“With our children in the warzone that are the streets of the northern areas, women are not sleeping peacefully at night as they should.”
DA Women’s Network (DAWN) provincial chair Georgina Faldtman made this statement at the Gelvandale community hall on Friday as she addressed scores of women who attended the party’s Women’s Day celebrations.
Faldtman said the continuous gang violence in Nelson Mandela Bay saw schoolchildren and those even younger caught in the crossfire of rival gangs.
“It’s heartbreaking for mothers to sleep at night knowing their children might not be coming home due to gang violence,” she said.
Faldtman said the DA had been leading the charge to have another police station built in the Bethelsdorp, Chatty, area and welcomed the commitment made by police minister Bheki Cele on Thursday to have one built by the end of September 2019.
Faldtman was accompanied by DAWN federal leader Nomafrench Mbombo, DA provincial leader Nqaba Bhanga, DA provincial chair Andrew Whitfield and DA federal chair Athol Trollip.
Speaking on the level of unemployment, Mbombo said women constituted 31% of SA’s unemployed.
She said that, 25 years into democracy, women were the face of poverty and unemployment.

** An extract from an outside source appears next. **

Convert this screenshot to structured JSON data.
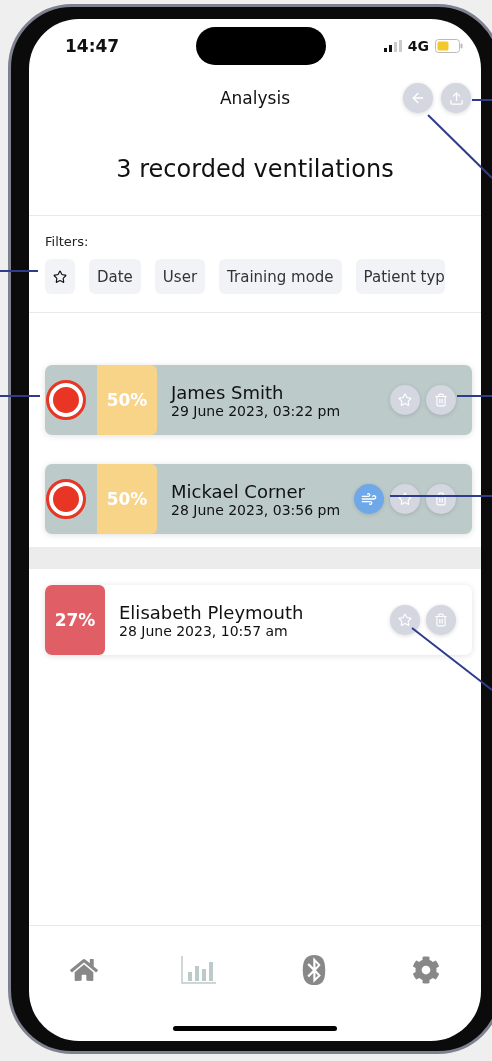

“We remain at the top of the unemployment chain.
“We continue to suffer as victims of horrendous acts of violence and, worst of all, our human rights continue to be violated on a daily basis.
“When we wake up every day to try to make a living for our families, society continues to drag us down and deny us a quality of life while we are subjected to high degrees of transgressions and exploitation,” Mbombo said.
On gender based-violence, Faldtman said that in the rural Eastern Cape, women “use their bodies as CVs” due to pressure from men in powerful positions.
“In the Eastern Cape, it is very hard for women to find jobs unless they can [give] sexual favours.
“We found a lot of women in Komani who said they’ve had to use their bodies as CVs – this is prevalent in the EPWP,” she said.
Faldtman said female-headed households were the most vulnerable.